- Problem -
Every entry below should be reproduced exactly, with all pictures left out.

- The data -
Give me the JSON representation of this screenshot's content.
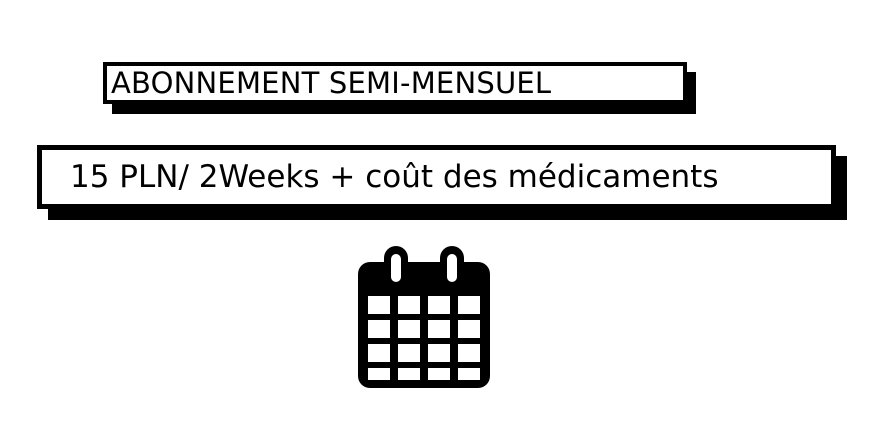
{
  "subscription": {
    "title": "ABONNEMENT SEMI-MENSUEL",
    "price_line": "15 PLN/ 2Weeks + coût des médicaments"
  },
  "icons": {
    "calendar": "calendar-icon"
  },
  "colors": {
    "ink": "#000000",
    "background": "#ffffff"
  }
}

- Expected answer -
Give me the JSON representation of this screenshot's content.
{
  "subscription": {
    "title": "ABONNEMENT SEMI-MENSUEL",
    "price_line": "15 PLN/ 2Weeks + coût des médicaments"
  },
  "icons": {
    "calendar": "calendar-icon"
  },
  "colors": {
    "ink": "#000000",
    "background": "#ffffff"
  }
}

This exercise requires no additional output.